Without intent you can’t accomplish much that will make you better.
Abe Wingfield put on an “intent” clinic yesterday.
Intent is the fire an athlete brings to a session, and how they use it to improve.
The fire can be burning hot and you will be able to push the limits (high intensity- high specificity), or it could be barely lit and you will need to give the athlete what they need to still progress that day (low intensity – variation).
As a coach it’s your job to evaluate what kind of intent you’ll be able to pull from someone on a given day, vs thinking you can throw anything at anyone.
Once you know what the intent capability is, you put people in positions to win , so it can be used effectively to make someone better that day.
That said , it’s ok to pick a low intensity – higher variation day. Think about this as a learning opportunity that pushes the needle forward.
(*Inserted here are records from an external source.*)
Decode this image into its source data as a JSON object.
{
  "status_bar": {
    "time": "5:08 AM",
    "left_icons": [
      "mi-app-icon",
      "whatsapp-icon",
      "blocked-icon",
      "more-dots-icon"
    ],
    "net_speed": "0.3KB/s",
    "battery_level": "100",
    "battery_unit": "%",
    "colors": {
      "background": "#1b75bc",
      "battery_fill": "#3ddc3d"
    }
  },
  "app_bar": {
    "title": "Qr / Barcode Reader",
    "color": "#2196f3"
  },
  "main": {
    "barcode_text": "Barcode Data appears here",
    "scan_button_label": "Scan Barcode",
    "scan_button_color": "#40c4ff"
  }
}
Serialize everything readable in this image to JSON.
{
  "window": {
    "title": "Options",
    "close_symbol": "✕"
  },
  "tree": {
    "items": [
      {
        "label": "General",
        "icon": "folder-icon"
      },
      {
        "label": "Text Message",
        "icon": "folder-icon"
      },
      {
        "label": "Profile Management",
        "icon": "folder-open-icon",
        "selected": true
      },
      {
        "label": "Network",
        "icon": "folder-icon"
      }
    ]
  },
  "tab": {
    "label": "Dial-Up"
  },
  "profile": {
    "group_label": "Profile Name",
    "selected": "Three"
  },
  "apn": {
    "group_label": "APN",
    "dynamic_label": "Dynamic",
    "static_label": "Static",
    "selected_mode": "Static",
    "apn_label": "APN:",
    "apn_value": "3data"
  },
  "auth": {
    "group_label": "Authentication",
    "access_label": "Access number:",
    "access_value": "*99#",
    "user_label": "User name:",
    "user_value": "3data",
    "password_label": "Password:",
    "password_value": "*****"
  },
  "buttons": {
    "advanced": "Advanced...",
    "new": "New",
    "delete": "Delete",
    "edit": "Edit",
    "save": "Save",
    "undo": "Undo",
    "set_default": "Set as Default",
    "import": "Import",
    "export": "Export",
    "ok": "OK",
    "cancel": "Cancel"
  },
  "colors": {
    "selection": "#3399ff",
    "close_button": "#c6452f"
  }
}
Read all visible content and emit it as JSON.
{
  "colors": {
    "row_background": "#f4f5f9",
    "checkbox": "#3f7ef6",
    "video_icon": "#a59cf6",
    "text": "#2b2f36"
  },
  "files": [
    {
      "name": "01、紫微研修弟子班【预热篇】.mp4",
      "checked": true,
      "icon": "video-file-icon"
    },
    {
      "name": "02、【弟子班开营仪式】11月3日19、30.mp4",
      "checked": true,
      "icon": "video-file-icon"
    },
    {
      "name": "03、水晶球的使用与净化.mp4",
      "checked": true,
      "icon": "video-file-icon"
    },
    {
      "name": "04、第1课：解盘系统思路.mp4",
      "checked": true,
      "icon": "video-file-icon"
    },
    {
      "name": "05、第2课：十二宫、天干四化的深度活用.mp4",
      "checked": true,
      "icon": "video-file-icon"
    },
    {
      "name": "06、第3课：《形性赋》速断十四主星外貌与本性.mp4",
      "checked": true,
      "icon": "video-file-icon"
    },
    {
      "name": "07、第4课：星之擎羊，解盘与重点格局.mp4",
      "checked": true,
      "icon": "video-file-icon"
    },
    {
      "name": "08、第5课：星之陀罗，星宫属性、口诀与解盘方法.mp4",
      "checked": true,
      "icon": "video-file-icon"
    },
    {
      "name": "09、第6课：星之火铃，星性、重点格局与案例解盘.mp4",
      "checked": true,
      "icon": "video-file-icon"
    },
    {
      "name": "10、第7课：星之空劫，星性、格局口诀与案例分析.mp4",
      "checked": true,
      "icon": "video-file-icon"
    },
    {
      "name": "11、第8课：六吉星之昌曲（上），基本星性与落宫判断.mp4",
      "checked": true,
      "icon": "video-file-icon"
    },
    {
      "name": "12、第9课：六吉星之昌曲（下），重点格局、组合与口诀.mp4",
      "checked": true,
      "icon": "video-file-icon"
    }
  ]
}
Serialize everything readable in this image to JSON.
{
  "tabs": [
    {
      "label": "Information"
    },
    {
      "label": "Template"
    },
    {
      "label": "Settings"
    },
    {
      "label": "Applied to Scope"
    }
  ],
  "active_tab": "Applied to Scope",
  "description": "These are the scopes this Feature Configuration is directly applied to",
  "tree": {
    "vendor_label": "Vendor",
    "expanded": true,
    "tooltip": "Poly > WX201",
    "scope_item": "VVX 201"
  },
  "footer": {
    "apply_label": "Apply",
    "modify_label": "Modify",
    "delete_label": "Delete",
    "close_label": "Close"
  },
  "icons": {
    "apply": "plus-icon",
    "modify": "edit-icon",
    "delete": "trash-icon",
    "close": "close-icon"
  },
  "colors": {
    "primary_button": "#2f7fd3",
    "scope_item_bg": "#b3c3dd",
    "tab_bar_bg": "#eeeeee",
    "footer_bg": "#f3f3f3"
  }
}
The alternative would be writing a program and holding an athlete to a high intensity day if they got no sleep, are stressed at school, and had poor nutrition. The amount of intent will be low, and injury risk high if you don’t alter course.
Intent comes in different forms, as you can see in all of these videos. It’s not just an all out burst, but it can be fighting a long eccentric, or isometric, being alert to change directions, and sticking landings.
Observe, cultivate, and nurture intent in your athletes. Educate them , and create a learning environment where they can apply it, and click on the image above and watch them go.
What you see – speed ladder training and a general dynamic warm up
What we’re training – R and L 🧠 hemisphere communication (crossing the midline / corpus callosum) , to get athletes CNS fired up, improve sensory, motor, and cognitive development.
If you notice in each video the arms cross the midline of the body, with arms and legs coordinated in movement. Early in a session this wakes up a foggy brain, creates a challenge that excites the nervous system, and takes something done with little intent to one which has great return on investment.
Most in the strength and conditioning industry see the ladder as having low ROI for true speed, which I’d agree with, but find value in creating coordination and firing the 🧠 up to create intent. What we use to improve TRUE SPEED comes next.
Kids with trouble crossing midline experience a lack of motor coordination, trouble reading left to right on a page, tying their shoes , and learning in school.
Take that to the field, strength with coordination is lethal.
Better training outcomes
Better quality of life outcomes
Two 🐦 one stone ✅ subtle but effective. Click on the image to see!
DSP Athlete Commits
Another DSP O.G. just committed! Congratulations to Max Thiessen, one of the hardest working and smartest kids we’ve ever had. Next year Max will play hockey at Amherst College. We all are so proud of him!!💪🏾 #dspdisciple